Design principles: a shared inbox for your team

We recently released a completely redesigned team inbox for Intercom to make it even easier for companies to talk with their customers.

The concept of a “Shared Inbox” has emerged as a product category that blindsided many email clients. When we covered the future of email clients in 2013, there wasn’t a single product acknowledging the multiplayer nature of company email. Today there’s Front, Respondly, GrexIt, Taskforce, Wrike, Flowbox, to name but a few.

The spectrum of support tools

In the early days of a company you know all your customer’s names, and they often have your direct email address. They email you bug reports, and you CC your teammates on the replies. This is an ideal workflow when you are small and it gives the customer a good experience.

At some point someone forgets to CC, and boom, in that struggling moment you begin a search for “A Better Way”.

At this point you’re in limbo in the product spectrum. Suddenly too big for Gmail alone, but far too small for a full enterprise point solution replete with categorization, priority levels, and more. You want the simplicity of an email, but enough structure for a team to work alongside each other, instead of across one another. Visually you see it like this.

Enter the team inbox

Designing a tool that has all the power and simplicity of plain old email, along with new features is daunting. For our new shared inbox two important design principles we adopted were letting teams work alongside one another not across each other, and to provide full customer context along with any conversation.

Designed to support team work

Product design, even for team productivity tools, ignores the messy reality of teamwork.

How often do you post a comment and then see someone else already said the same thing.
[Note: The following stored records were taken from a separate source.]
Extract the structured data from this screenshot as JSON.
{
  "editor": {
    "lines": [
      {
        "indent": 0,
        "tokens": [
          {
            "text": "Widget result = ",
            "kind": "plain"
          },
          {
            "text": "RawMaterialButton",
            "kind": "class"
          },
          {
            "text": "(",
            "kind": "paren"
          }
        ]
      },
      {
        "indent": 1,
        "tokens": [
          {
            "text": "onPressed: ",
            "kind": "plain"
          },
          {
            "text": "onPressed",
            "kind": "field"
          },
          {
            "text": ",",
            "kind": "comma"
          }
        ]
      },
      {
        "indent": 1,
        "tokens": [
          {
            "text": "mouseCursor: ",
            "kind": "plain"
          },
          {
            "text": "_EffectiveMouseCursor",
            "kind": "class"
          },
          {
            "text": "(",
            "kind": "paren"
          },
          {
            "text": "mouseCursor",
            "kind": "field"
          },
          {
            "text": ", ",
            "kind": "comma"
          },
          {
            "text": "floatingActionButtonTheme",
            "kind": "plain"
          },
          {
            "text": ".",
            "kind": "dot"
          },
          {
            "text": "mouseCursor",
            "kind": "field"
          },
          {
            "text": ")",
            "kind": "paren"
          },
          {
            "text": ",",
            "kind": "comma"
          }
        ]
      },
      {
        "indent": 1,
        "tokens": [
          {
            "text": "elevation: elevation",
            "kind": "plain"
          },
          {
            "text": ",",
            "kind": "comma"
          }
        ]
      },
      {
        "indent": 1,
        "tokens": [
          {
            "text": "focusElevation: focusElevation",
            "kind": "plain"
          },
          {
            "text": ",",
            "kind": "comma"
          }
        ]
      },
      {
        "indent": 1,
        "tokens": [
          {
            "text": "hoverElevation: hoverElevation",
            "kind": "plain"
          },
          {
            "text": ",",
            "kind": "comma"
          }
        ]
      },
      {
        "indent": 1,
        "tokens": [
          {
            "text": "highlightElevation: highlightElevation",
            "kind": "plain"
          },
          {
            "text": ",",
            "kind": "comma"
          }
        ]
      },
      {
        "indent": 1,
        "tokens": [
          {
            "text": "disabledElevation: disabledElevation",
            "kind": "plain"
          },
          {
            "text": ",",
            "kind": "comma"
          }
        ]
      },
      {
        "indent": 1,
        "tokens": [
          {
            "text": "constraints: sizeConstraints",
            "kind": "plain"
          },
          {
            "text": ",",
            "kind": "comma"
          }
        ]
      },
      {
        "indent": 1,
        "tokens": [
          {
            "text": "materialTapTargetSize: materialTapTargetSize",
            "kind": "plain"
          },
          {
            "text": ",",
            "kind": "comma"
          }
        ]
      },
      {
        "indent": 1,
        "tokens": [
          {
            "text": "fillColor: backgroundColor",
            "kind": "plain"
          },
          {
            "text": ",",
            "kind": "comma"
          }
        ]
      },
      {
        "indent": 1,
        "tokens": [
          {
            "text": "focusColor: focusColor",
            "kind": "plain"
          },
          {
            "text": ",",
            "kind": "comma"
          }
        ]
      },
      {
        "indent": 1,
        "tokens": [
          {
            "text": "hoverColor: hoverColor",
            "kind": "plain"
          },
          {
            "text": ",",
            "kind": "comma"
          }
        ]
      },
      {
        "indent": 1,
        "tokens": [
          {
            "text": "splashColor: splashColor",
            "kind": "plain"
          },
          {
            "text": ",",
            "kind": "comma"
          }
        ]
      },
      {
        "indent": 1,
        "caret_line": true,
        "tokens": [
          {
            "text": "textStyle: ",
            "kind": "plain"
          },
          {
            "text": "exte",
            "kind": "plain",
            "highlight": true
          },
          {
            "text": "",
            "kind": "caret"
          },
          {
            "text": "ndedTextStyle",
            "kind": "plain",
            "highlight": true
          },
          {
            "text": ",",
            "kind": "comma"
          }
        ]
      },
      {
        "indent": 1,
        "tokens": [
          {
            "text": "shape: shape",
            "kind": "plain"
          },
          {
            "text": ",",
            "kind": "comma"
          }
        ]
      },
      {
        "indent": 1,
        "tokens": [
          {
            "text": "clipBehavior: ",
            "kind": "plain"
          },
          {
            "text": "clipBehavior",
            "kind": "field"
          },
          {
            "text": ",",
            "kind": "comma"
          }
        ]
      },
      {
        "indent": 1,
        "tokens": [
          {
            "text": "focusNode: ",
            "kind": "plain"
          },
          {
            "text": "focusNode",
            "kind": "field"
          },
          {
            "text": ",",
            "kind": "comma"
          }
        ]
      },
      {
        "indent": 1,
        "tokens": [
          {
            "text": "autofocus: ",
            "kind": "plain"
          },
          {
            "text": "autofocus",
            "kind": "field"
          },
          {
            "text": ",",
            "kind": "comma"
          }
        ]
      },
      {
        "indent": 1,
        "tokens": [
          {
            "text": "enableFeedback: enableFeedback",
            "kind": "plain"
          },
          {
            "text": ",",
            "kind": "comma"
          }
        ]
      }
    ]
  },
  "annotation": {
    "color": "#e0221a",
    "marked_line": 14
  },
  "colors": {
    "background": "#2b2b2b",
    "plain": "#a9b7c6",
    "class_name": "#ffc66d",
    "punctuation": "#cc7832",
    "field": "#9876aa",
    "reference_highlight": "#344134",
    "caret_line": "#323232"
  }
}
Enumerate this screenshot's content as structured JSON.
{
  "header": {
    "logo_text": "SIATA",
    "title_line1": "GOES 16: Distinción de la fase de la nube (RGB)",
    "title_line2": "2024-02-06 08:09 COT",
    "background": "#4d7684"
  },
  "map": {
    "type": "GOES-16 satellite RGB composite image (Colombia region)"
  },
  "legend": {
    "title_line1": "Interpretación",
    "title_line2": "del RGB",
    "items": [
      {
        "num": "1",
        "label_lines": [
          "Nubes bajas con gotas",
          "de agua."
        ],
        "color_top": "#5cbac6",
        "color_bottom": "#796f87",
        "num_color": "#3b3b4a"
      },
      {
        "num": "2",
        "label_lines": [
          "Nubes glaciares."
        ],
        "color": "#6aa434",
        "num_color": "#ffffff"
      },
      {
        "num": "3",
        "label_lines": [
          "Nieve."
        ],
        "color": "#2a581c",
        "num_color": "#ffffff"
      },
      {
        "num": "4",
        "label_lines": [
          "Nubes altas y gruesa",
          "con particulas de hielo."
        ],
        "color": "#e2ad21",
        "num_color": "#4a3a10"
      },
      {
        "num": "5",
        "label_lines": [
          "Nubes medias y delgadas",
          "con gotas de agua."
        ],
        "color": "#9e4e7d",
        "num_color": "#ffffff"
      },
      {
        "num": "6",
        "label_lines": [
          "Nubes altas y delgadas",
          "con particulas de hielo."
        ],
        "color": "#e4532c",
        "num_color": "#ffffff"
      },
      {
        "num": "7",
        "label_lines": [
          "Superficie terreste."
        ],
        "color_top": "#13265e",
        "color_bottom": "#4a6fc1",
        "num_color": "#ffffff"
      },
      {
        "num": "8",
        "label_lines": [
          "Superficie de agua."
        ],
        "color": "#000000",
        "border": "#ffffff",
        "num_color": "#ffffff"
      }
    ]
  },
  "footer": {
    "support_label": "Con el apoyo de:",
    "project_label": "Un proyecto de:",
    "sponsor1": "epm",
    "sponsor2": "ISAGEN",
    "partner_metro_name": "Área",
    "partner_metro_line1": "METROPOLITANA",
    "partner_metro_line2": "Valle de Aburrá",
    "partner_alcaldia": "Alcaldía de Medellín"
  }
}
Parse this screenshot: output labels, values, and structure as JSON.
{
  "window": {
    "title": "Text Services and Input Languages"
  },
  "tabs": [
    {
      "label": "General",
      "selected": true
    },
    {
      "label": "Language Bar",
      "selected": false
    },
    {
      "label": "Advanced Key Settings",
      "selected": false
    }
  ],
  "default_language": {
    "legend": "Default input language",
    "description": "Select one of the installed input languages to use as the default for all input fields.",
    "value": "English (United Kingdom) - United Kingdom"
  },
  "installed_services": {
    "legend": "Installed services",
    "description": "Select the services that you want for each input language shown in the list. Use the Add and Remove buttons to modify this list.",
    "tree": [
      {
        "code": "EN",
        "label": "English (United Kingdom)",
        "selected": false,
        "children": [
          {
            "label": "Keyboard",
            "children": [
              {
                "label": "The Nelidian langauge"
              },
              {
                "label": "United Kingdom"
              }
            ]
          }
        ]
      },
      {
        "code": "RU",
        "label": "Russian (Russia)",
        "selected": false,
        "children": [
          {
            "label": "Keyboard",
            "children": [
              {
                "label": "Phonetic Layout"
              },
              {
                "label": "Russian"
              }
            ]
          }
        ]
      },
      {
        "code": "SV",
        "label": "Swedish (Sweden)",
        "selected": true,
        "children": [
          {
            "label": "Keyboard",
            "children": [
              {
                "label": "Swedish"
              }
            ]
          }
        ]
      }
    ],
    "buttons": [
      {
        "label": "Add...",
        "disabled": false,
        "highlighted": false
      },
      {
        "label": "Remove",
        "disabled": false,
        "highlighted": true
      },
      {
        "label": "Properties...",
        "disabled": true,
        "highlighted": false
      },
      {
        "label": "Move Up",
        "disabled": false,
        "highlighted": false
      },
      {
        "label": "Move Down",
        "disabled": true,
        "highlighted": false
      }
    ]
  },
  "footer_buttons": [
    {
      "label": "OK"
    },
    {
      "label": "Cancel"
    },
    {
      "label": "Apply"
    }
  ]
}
How often do you reply only to see that you didn’t need to? Or have to use a back channel like Slack to ask “Is anyone looking at this?”.

Product designers often have tunnel vision, only thinking about the current user and their actions, ignoring what might be happening elsewhere in the product. The unwritten assumption in every use case is “the entire world stands still while Bob types his reply”. The reality is that while Bob was typing his reply, Michelle already dealt with the conversation, as Sabrina had assigned it to her. Pretty quickly the designs start to crumble.

Imagine a bar designed for just one barman to serve just one customer, then fill it with 300 thirsty customers and five capable bar staff. Unproductive chaos ensues. That’s what happens when you don’t design for teamwork.

Designed to provide context

Customer context is essential for great support. Knowing who the customer is, the price plan they’re on, how many teammates they have, what they have and haven’t done in the product, lets you answer their questions in seconds, while most tools are still asking for account data. The result is less rambling back and forth, and more focussed valuable conversations.

The alternative to customer context is the horrid world where companies ask customers for every piece of information they should already have, and where every new request requires a customer to re-explain themselves over and over. It’s a waste of time for the company and a frustrating cold impersonal experience for the customer. Don’t be that company.

Meet Intercom’s team inbox.